About the Case

This human rights complaint is about the inequality between the special education services provided to First Nations and non-First Nations children in Canada.

The complaint is against the federal government (specifically, Aboriginal Affairs and Northern Development Canada), and was started by the Mississaugas of the New Credit First Nation (the “First Nation”) on behalf of two children with Down syndrome, Sloan and Marvin. We say in the complaint that First Nations children do not get the same special education services as non-First Nations children.

The First Nation started the complaint when Aboriginal Affairs refused to pay for the special education supports (e.g. educational assistants, specialists, etc.) required by two children with Down syndrome. Those children, Sloan and Marvin, must attend a provincial school because of their special needs. Because they live on reserve, they cannot attend the provincial school for free. The special education supports for Sloan and Marvin cost over $80,000 per year. If that bill cannot be paid, they cannot go to school. When the federal government refused to pay that amount, the First Nation started this complaint.

Aboriginal Affairs said that the First Nation should pay for Sloan and Marvin’s education out of its existing special needs budget from Aboriginal Affairs (about $165,000). However, Mississaugas’ special needs budget cannot possibly absorb that additional high cost. The special needs funds were already stretched to their limits, and were completely allocated to other special needs children. Sloan and Marvin’s education would take up approximately half of the overall funds. Sloan and Marvin’s special needs supports could not be paid for without taking away necessary support required by other special needs children.

The human rights complaint is also about systemic discrimination against First Nations children with special needs more generally. The complaint alleges that First Nation children are not guaranteed the same level of special education services as non-First Nations children. If successful, the case will potentially lead to much improved special education services for First Nations children.

Aboriginal Affairs is raising legal objections and technicalities to try and slow down and stop the complaint. The federal government lost its first attempt to have the case dismissed. In a preliminary decision, the Canadian Human Rights Commission sided with the First Nation, and stated that it “has established that it has reasonable grounds for believing that [Aboriginal Affairs] is carrying out a practice that discriminates in the provision of services.” This is only the first step in a long legal battle.
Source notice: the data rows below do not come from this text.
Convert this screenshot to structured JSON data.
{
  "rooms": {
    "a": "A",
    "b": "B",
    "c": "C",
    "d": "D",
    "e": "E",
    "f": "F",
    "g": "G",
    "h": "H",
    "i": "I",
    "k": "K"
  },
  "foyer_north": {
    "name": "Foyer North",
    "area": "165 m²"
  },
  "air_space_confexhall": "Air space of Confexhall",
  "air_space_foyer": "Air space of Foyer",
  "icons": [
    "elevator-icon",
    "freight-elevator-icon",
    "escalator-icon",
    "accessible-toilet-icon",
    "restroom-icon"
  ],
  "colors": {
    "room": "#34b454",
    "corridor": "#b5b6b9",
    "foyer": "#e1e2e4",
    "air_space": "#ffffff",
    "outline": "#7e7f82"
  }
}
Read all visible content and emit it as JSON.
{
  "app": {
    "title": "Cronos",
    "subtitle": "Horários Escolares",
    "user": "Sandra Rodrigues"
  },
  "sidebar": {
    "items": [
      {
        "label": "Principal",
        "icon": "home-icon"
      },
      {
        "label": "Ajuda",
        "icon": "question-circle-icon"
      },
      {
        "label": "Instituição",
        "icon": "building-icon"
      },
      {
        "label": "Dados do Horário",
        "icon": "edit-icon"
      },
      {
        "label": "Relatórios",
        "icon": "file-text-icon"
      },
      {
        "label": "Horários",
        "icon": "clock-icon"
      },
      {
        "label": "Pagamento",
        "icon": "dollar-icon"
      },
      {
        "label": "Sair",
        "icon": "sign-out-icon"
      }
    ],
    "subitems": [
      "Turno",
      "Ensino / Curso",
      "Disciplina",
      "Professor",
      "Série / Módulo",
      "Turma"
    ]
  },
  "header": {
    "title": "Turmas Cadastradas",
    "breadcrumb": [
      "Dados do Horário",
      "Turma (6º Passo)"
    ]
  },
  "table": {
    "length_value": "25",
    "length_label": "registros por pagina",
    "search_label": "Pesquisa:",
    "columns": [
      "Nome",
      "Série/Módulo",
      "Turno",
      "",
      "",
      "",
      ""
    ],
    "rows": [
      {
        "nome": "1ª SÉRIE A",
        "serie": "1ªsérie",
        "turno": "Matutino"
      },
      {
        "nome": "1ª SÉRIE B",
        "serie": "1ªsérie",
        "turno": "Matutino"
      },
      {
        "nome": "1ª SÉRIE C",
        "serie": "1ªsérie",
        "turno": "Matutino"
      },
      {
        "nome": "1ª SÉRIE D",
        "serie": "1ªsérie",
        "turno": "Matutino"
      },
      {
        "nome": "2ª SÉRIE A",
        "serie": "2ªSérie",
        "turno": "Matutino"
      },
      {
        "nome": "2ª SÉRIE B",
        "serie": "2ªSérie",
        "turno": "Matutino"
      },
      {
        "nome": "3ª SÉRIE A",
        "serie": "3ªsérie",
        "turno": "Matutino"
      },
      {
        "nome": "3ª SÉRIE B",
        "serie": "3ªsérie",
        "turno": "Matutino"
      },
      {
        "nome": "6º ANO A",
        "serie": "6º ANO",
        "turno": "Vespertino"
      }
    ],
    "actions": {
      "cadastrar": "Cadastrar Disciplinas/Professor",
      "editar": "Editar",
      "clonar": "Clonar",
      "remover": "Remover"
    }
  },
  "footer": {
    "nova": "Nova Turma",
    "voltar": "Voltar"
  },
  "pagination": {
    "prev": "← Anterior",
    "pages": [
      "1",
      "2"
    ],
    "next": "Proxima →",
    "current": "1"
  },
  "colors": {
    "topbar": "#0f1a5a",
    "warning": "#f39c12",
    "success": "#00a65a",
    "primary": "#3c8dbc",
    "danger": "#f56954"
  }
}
The basis of the case is very simple – that First Nations children should get at least the same level and quality of special education services as non-First Nations children. The Mississaugas of the New Credit will continue to fight for equal and adequate special education services, and hope that this case will make a difference for First Nations children with special needs across the country.

For more details, read this letter provided to the Canadian Human Rights Commission.